Saturday Non-title fight (170 pounds) - Atlantic City, N.J. Kelly Pavlik vs. Bernard Hopkins Pavlik (34-0, 30 KO): WBC/WBO 160-pound champion; 26 years old Hopkins (48-5-1, 32 KO): Three losses in last five fights; 43 years old FitzHitz says: Pavlik in 9
WBO featherweight title - Atlantic City, N.J. Steven Luevano (champion) vs. Billy Dib (No. 10 contender) Luevano (35-1-1, 15 KO): Fourth title defense; seven-fight unbeaten streak Dib (21-0, 11 KO): IBO 130-pound champion; fifth fight in U.S. FitzHitz says: Luevano by decision
Thursday Vacant IBF featherweight title - Airway Heights, Wash.
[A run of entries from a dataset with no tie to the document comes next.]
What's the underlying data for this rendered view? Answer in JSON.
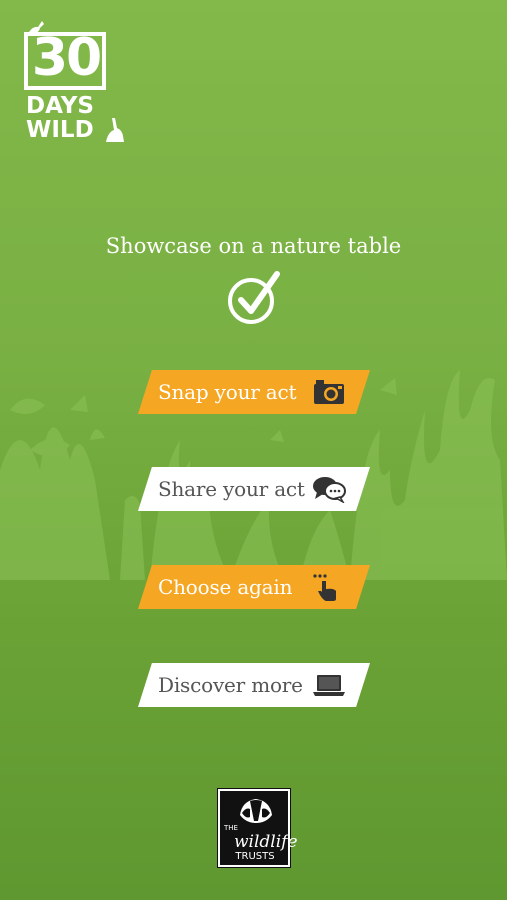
{
  "logo": {
    "number": "30",
    "line1": "DAYS",
    "line2": "WILD"
  },
  "headline": "Showcase on a nature table",
  "buttons": [
    {
      "label": "Snap your act",
      "icon": "camera-icon",
      "style": "orange"
    },
    {
      "label": "Share your act",
      "icon": "speech-bubbles-icon",
      "style": "white"
    },
    {
      "label": "Choose again",
      "icon": "pointing-hand-icon",
      "style": "orange"
    },
    {
      "label": "Discover more",
      "icon": "laptop-icon",
      "style": "white"
    }
  ],
  "footer_logo": {
    "the": "THE",
    "wildlife": "wildlife",
    "trusts": "TRUSTS"
  },
  "colors": {
    "accent_orange": "#f5a623",
    "background_green": "#79b043",
    "button_white": "#ffffff"
  }
}
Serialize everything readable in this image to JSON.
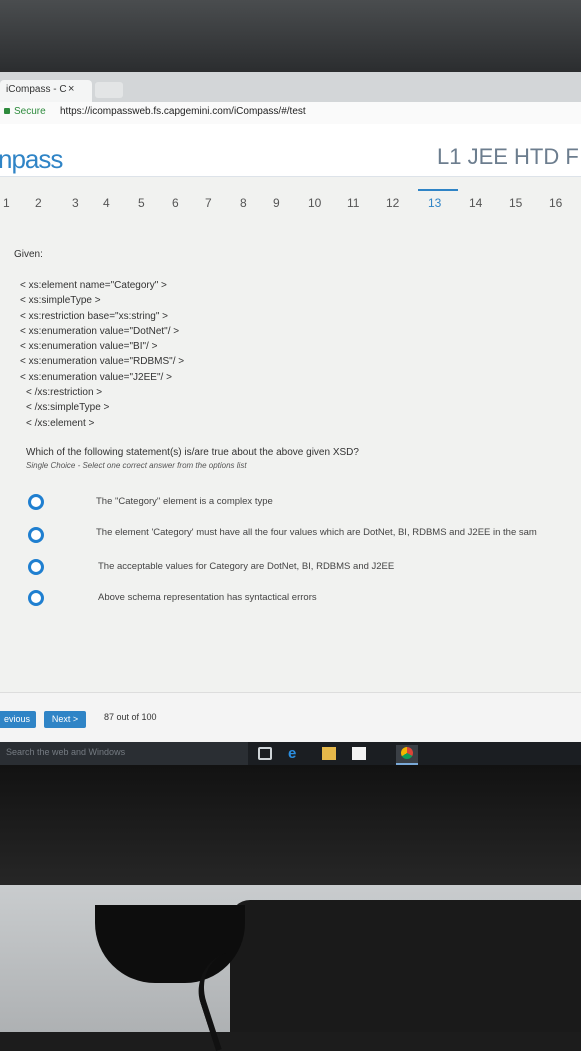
{
  "browser": {
    "tab_title": "iCompass - C",
    "tab_close": "×",
    "secure_label": "Secure",
    "url": "https://icompassweb.fs.capgemini.com/iCompass/#/test"
  },
  "header": {
    "brand": "npass",
    "course": "L1 JEE HTD F"
  },
  "question_nav": {
    "numbers": [
      "1",
      "2",
      "3",
      "4",
      "5",
      "6",
      "7",
      "8",
      "9",
      "10",
      "11",
      "12",
      "13",
      "14",
      "15",
      "16"
    ],
    "active": "13"
  },
  "question": {
    "given_label": "Given:",
    "code_lines": [
      "< xs:element name=\"Category\" >",
      "< xs:simpleType >",
      "< xs:restriction base=\"xs:string\" >",
      "< xs:enumeration value=\"DotNet\"/ >",
      "< xs:enumeration value=\"BI\"/ >",
      "< xs:enumeration value=\"RDBMS\"/ >",
      "< xs:enumeration value=\"J2EE\"/ >",
      "< /xs:restriction >",
      "< /xs:simpleType >",
      "< /xs:element >"
    ],
    "text": "Which of the following statement(s) is/are true about the above given XSD?",
    "mode": "Single Choice - Select one correct answer from the options list",
    "options": [
      "The \"Category\" element is a complex type",
      "The element 'Category' must have all the four values which are DotNet, BI, RDBMS and J2EE in the sam",
      "The acceptable values for Category are DotNet, BI, RDBMS and J2EE",
      "Above schema representation has syntactical errors"
    ]
  },
  "footer": {
    "previous_label": "evious",
    "next_label": "Next >",
    "progress": "87 out of 100"
  },
  "taskbar": {
    "search_placeholder": "Search the web and Windows",
    "icons": [
      "task-view-icon",
      "edge-icon",
      "file-explorer-icon",
      "store-icon",
      "chrome-icon"
    ]
  },
  "colors": {
    "accent": "#2f84c6",
    "radio": "#1f7fd0"
  }
}
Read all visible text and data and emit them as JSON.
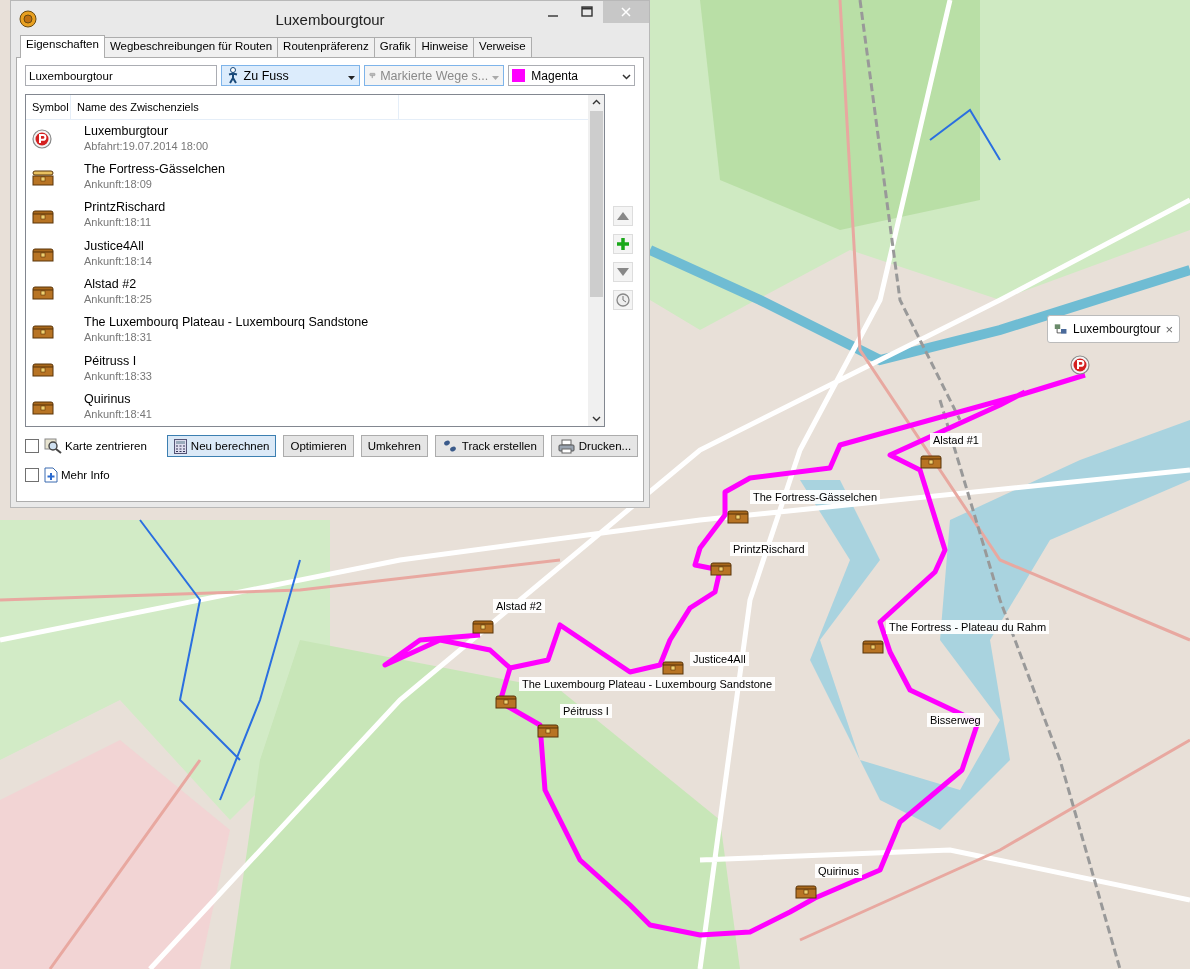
{
  "window": {
    "title": "Luxembourgtour"
  },
  "tabs": [
    {
      "label": "Eigenschaften",
      "selected": true
    },
    {
      "label": "Wegbeschreibungen für Routen",
      "selected": false
    },
    {
      "label": "Routenpräferenz",
      "selected": false
    },
    {
      "label": "Grafik",
      "selected": false
    },
    {
      "label": "Hinweise",
      "selected": false
    },
    {
      "label": "Verweise",
      "selected": false
    }
  ],
  "route_name": {
    "value": "Luxembourgtour"
  },
  "activity": {
    "value": "Zu Fuss",
    "disabled": false
  },
  "trail_option": {
    "value": "Markierte Wege s...",
    "disabled": true
  },
  "route_color": {
    "value": "Magenta",
    "color": "#ff00ff"
  },
  "table": {
    "columns": [
      "Symbol",
      "Name des Zwischenziels"
    ],
    "rows": [
      {
        "kind": "parking",
        "name": "Luxemburgtour",
        "detail": "Abfahrt:19.07.2014 18:00"
      },
      {
        "kind": "open-chest",
        "name": "The Fortress-Gässelchen",
        "detail": "Ankunft:18:09"
      },
      {
        "kind": "chest",
        "name": "PrintzRischard",
        "detail": "Ankunft:18:11"
      },
      {
        "kind": "chest",
        "name": "Justice4All",
        "detail": "Ankunft:18:14"
      },
      {
        "kind": "chest",
        "name": "Alstad #2",
        "detail": "Ankunft:18:25"
      },
      {
        "kind": "chest",
        "name": "The Luxembourq Plateau - Luxembourq Sandstone",
        "detail": "Ankunft:18:31"
      },
      {
        "kind": "chest",
        "name": "Péitruss I",
        "detail": "Ankunft:18:33"
      },
      {
        "kind": "chest",
        "name": "Quirinus",
        "detail": "Ankunft:18:41"
      }
    ]
  },
  "options": [
    {
      "label": "Karte zentrieren",
      "checked": false,
      "kind": "center"
    },
    {
      "label": "Mehr Info",
      "checked": false,
      "kind": "info"
    }
  ],
  "buttons": [
    {
      "label": "Neu berechnen",
      "kind": "calc"
    },
    {
      "label": "Optimieren",
      "kind": "plain"
    },
    {
      "label": "Umkehren",
      "kind": "plain"
    },
    {
      "label": "Track erstellen",
      "kind": "track"
    },
    {
      "label": "Drucken...",
      "kind": "print"
    }
  ],
  "map": {
    "popup": {
      "title": "Luxembourgtour",
      "close": "×"
    },
    "labels": [
      {
        "text": "Alstad #1",
        "kind": "chest"
      },
      {
        "text": "The Fortress-Gässelchen",
        "kind": "chest"
      },
      {
        "text": "PrintzRischard",
        "kind": "chest"
      },
      {
        "text": "Alstad #2",
        "kind": "chest"
      },
      {
        "text": "Justice4All",
        "kind": "chest"
      },
      {
        "text": "The Luxembourg Plateau - Luxembourg Sandstone",
        "kind": "chest"
      },
      {
        "text": "Péitruss I",
        "kind": "chest"
      },
      {
        "text": "The Fortress - Plateau du Rahm",
        "kind": "chest"
      },
      {
        "text": "Bisserweg",
        "kind": "plain"
      },
      {
        "text": "Quirinus",
        "kind": "chest"
      }
    ]
  }
}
Orlando Salido (No. 2 contender) vs. Cristobal Cruz (No. 3 contender) Salido (31-9-2, 20 KO): One no-contest, one loss in two world title fights Cruz (36-11-1, 23 KO): Former IBO champion; four losses in last eight fights FitzHitz says: Salido by decision
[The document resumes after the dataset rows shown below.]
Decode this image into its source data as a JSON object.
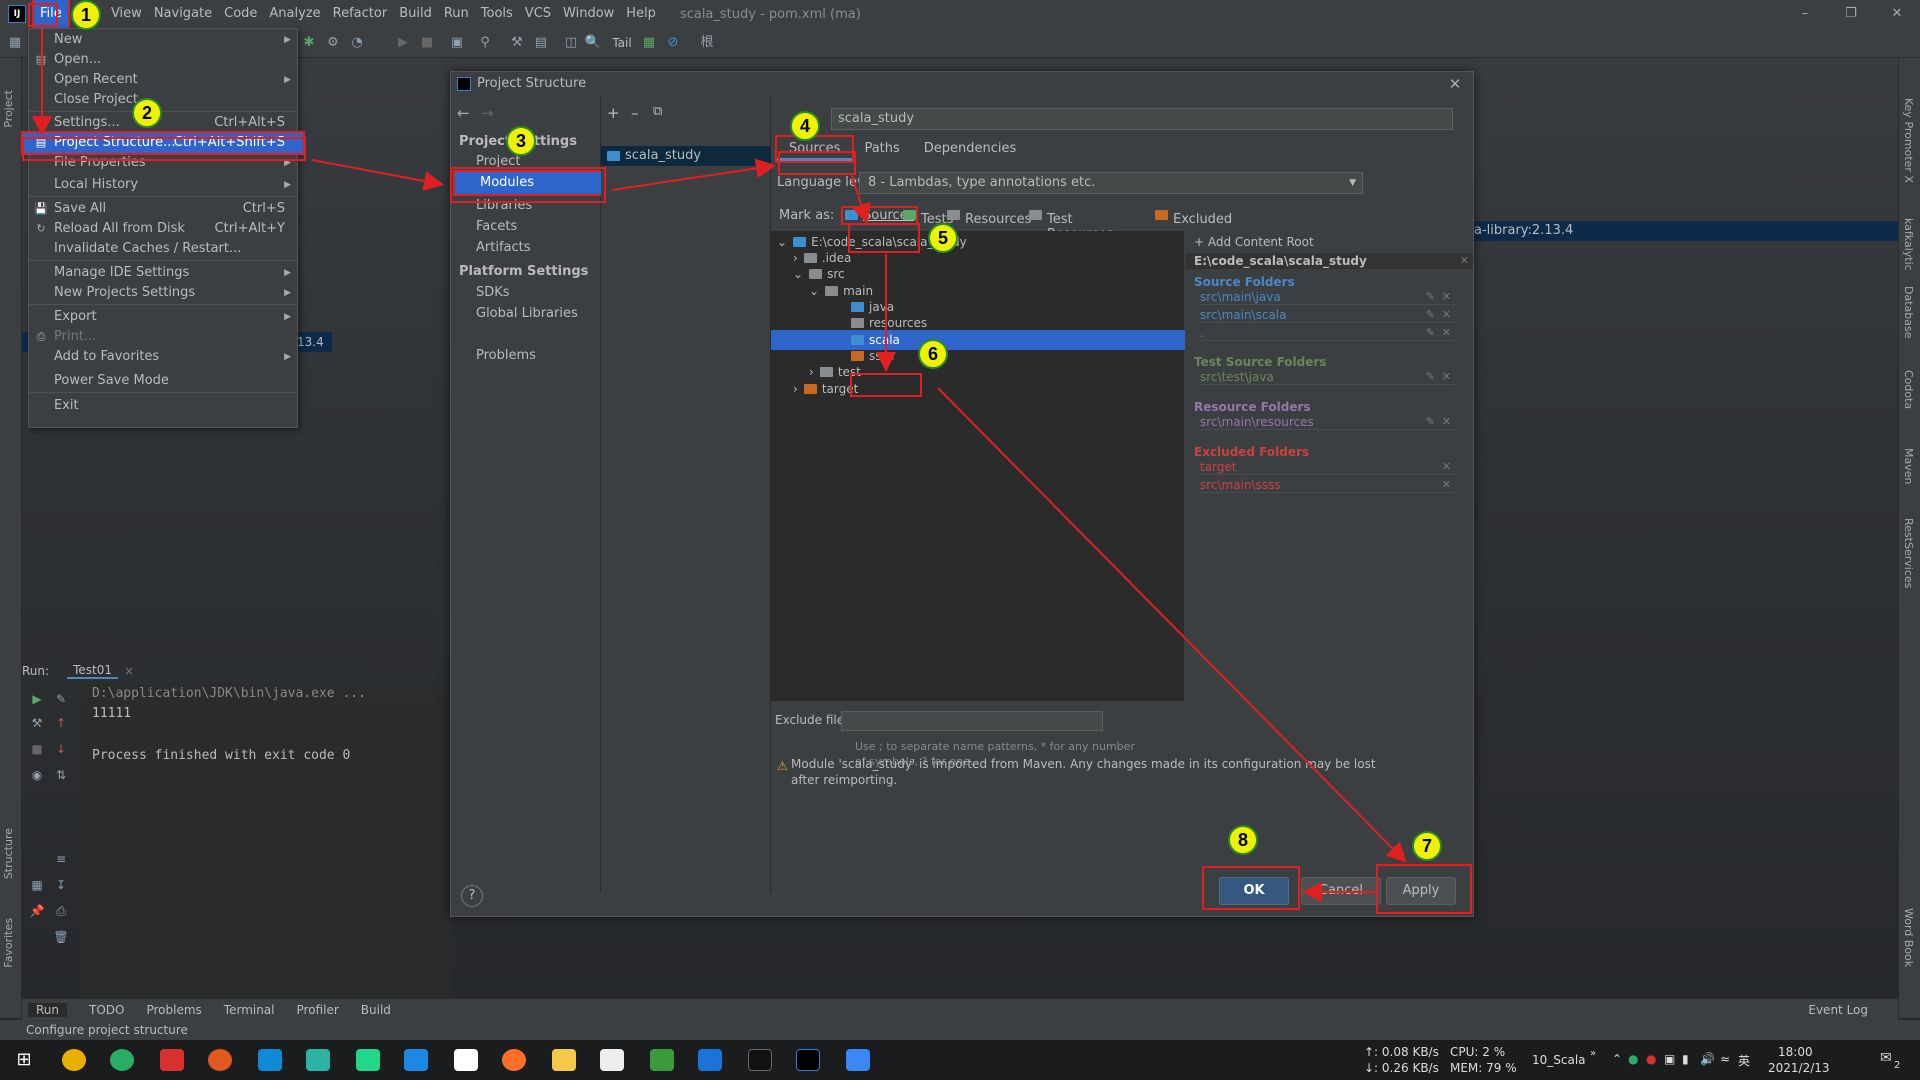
{
  "window": {
    "title": "scala_study - pom.xml (ma)"
  },
  "menubar": [
    "File",
    "Edit",
    "View",
    "Navigate",
    "Code",
    "Analyze",
    "Refactor",
    "Build",
    "Run",
    "Tools",
    "VCS",
    "Window",
    "Help"
  ],
  "toolbar": {
    "tail_label": "Tail"
  },
  "file_menu": {
    "items": [
      {
        "label": "New",
        "shortcut": ""
      },
      {
        "label": "Open...",
        "shortcut": ""
      },
      {
        "label": "Open Recent",
        "shortcut": ""
      },
      {
        "label": "Close Project",
        "shortcut": ""
      },
      {
        "label": "Settings...",
        "shortcut": "Ctrl+Alt+S"
      },
      {
        "label": "Project Structure...",
        "shortcut": "Ctrl+Alt+Shift+S"
      },
      {
        "label": "File Properties",
        "shortcut": ""
      },
      {
        "label": "Local History",
        "shortcut": ""
      },
      {
        "label": "Save All",
        "shortcut": "Ctrl+S"
      },
      {
        "label": "Reload All from Disk",
        "shortcut": "Ctrl+Alt+Y"
      },
      {
        "label": "Invalidate Caches / Restart...",
        "shortcut": ""
      },
      {
        "label": "Manage IDE Settings",
        "shortcut": ""
      },
      {
        "label": "New Projects Settings",
        "shortcut": ""
      },
      {
        "label": "Export",
        "shortcut": ""
      },
      {
        "label": "Print...",
        "shortcut": ""
      },
      {
        "label": "Add to Favorites",
        "shortcut": ""
      },
      {
        "label": "Power Save Mode",
        "shortcut": ""
      },
      {
        "label": "Exit",
        "shortcut": ""
      }
    ]
  },
  "background": {
    "scala_library": "a-library:2.13.4",
    "left_version": "13.4"
  },
  "dialog": {
    "title": "Project Structure",
    "nav": {
      "project_settings": "Project Settings",
      "items": [
        "Project",
        "Modules",
        "Libraries",
        "Facets",
        "Artifacts"
      ],
      "platform_settings": "Platform Settings",
      "platform_items": [
        "SDKs",
        "Global Libraries"
      ],
      "problems": "Problems"
    },
    "module": "scala_study",
    "name_value": "scala_study",
    "tabs": [
      "Sources",
      "Paths",
      "Dependencies"
    ],
    "language_level_label": "Language level:",
    "language_level_value": "8 - Lambdas, type annotations etc.",
    "mark_as_label": "Mark as:",
    "mark_as": [
      "Sources",
      "Tests",
      "Resources",
      "Test Resources",
      "Excluded"
    ],
    "tree": {
      "root": "E:\\code_scala\\scala_study",
      "idea": ".idea",
      "src": "src",
      "main": "main",
      "java": "java",
      "resources": "resources",
      "scala": "scala",
      "ssss": "ssss",
      "test": "test",
      "target": "target"
    },
    "content_root": {
      "add_label": "+ Add Content Root",
      "path": "E:\\code_scala\\scala_study",
      "source_folders_title": "Source Folders",
      "source_folders": [
        "src\\main\\java",
        "src\\main\\scala",
        "."
      ],
      "test_source_title": "Test Source Folders",
      "test_sources": [
        "src\\test\\java"
      ],
      "resource_title": "Resource Folders",
      "resources": [
        "src\\main\\resources"
      ],
      "excluded_title": "Excluded Folders",
      "excluded": [
        "target",
        "src\\main\\ssss"
      ]
    },
    "exclude_files_label": "Exclude files:",
    "exclude_hint": "Use ; to separate name patterns, * for any number of symbols, ? for one.",
    "warning": "Module 'scala_study' is imported from Maven. Any changes made in its configuration may be lost after reimporting.",
    "buttons": {
      "ok": "OK",
      "cancel": "Cancel",
      "apply": "Apply",
      "help": "?"
    }
  },
  "run_panel": {
    "label": "Run:",
    "tab": "Test01",
    "lines": [
      "D:\\application\\JDK\\bin\\java.exe ...",
      "11111",
      "",
      "Process finished with exit code 0"
    ]
  },
  "bottom_tabs": [
    "Run",
    "TODO",
    "Problems",
    "Terminal",
    "Profiler",
    "Build"
  ],
  "event_log": "Event Log",
  "status": "Configure project structure",
  "side_tabs": {
    "left": [
      "Project",
      "Structure",
      "Favorites"
    ],
    "right": [
      "Key Promoter X",
      "kafkalytic",
      "Database",
      "Codota",
      "Maven",
      "RestServices",
      "Word Book"
    ]
  },
  "taskbar": {
    "net_up": "↑: 0.08 KB/s",
    "net_down": "↓: 0.26 KB/s",
    "cpu": "CPU:  2 %",
    "mem": "MEM: 79 %",
    "user": "10_Scala",
    "ime": "英",
    "time": "18:00",
    "date": "2021/2/13",
    "notif": "2"
  },
  "annotations": [
    "1",
    "2",
    "3",
    "4",
    "5",
    "6",
    "7",
    "8"
  ],
  "colors": {
    "selection": "#2f65ca",
    "annotation_red": "#e02020",
    "badge_yellow": "#eef200",
    "source_blue": "#4a88c7",
    "test_green": "#6a8759",
    "resource_purple": "#9876aa",
    "excluded_red": "#cc4040"
  }
}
Last week's record: 5-0
Overall picks record: 30-8
Lyle Fitzsimmons is a full voting member of the Boxing Writers Association of America. He provides 'In The Ring' commentary for Speeding Bullet Network (speedingbulletnetwork.com), is a periodic contributor to 'The Drive with Dave Smith' on KLAA radio (am830klaa.com) and can be contacted via e-mail at email@example.com.